An Entrance Hall with an OverviewThe ceiling panels of all the interior floors are cut so as to produce an atrium-like space equal in height to the building. The surprising perspectival effect of this entrance hall is based on the two simplest basic elements of a warehouse: the ceiling panels, which are arranged here to appear stacked, and the lighting, which is organized in a strictly linear arrangement.
This entrance hall offers an overview of all the building's spatial levels and provides views into the distance of the various floors. The two lower floors in particular open up as one enters: this is where the exhibition halls for temporary exhibitions as well as for the permanent installations by Gober and Fritsch are located. The spaces are six meters high and can be divided using movable partitions. The upper floors are subdivided in a cell-like fashion and are used as purpose-built storage areas for the collection of the Emanuel Hoffmann Foundation.
Apportionment of the SpaceAt 7,250 square metres, art storage on the three upper stories occupies the bulk of the total area of 16,500 square metres.
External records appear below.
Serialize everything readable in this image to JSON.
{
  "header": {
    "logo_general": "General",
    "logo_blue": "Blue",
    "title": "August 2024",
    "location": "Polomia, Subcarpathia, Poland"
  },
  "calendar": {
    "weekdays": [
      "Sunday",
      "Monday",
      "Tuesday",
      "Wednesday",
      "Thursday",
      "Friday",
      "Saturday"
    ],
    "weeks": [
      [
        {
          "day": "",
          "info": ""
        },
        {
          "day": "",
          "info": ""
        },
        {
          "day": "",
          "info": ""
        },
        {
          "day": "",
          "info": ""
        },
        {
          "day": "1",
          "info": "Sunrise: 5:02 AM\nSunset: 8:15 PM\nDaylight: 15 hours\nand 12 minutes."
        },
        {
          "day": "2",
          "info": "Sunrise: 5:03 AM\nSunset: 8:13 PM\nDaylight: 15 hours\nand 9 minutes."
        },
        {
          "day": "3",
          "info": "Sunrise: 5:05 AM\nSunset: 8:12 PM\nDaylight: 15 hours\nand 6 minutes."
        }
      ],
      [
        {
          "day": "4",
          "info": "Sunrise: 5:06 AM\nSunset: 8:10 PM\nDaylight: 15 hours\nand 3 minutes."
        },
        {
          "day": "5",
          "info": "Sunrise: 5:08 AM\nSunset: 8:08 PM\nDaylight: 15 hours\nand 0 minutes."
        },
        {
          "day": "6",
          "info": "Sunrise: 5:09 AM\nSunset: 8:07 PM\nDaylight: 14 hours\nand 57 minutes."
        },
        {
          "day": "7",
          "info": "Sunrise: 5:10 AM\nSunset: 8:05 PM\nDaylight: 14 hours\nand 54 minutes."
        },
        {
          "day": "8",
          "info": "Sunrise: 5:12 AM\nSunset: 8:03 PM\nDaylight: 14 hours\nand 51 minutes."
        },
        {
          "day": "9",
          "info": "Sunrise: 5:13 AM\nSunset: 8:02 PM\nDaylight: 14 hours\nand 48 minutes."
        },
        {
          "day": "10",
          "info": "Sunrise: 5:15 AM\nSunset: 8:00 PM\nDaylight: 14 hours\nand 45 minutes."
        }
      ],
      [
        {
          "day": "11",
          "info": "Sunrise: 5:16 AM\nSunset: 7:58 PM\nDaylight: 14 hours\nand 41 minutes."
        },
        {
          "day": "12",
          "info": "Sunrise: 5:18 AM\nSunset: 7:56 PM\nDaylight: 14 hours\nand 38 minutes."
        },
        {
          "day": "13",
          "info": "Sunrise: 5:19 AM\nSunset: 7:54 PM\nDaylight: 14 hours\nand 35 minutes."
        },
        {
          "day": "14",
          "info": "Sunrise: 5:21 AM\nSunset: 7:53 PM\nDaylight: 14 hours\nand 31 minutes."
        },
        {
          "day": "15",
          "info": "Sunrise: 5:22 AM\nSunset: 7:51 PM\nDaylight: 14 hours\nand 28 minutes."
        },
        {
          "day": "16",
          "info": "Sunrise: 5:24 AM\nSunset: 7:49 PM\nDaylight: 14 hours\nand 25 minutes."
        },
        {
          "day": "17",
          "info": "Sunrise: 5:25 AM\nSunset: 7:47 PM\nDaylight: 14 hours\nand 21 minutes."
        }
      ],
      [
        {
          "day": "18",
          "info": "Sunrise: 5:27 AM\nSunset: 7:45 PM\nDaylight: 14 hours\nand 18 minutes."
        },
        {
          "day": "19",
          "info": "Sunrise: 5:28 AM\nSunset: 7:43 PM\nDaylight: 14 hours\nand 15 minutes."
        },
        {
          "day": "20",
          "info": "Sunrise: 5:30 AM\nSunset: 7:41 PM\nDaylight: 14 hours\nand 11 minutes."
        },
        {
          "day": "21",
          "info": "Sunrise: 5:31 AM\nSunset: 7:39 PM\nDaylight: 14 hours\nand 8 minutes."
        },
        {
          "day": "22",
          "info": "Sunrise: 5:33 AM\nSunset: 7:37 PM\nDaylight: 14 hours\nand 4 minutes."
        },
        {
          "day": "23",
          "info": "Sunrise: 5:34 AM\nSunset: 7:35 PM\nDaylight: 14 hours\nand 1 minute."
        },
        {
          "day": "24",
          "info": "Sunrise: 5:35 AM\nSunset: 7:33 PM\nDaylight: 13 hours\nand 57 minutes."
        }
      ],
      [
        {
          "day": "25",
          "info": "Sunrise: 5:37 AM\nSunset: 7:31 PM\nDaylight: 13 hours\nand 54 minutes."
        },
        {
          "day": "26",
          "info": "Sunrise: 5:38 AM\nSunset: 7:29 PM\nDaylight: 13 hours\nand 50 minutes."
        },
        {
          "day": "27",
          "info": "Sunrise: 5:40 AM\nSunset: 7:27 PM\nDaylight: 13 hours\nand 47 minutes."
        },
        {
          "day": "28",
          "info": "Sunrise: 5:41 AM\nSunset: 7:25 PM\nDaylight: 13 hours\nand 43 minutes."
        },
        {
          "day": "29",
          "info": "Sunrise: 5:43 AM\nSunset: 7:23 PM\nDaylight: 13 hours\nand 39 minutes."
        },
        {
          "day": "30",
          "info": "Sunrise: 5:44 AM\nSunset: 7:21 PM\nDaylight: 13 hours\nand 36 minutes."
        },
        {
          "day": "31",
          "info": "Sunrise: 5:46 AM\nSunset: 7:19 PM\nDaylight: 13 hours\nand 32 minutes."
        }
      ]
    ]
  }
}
There are 3,650 square metres on the ground floor and in the basement available for exhibitions. The permanent installations by Robert Gober and Katharina Fritsch occupy 260 and 390 square metres, respectively. The administration occupies 800 square metres. The art handling department and the workshops occupy another 800 square metres. The 144-seat auditorium and the seminar room occupy 250 square metres. The remaining 3,100 square metres are for technical and other facilities.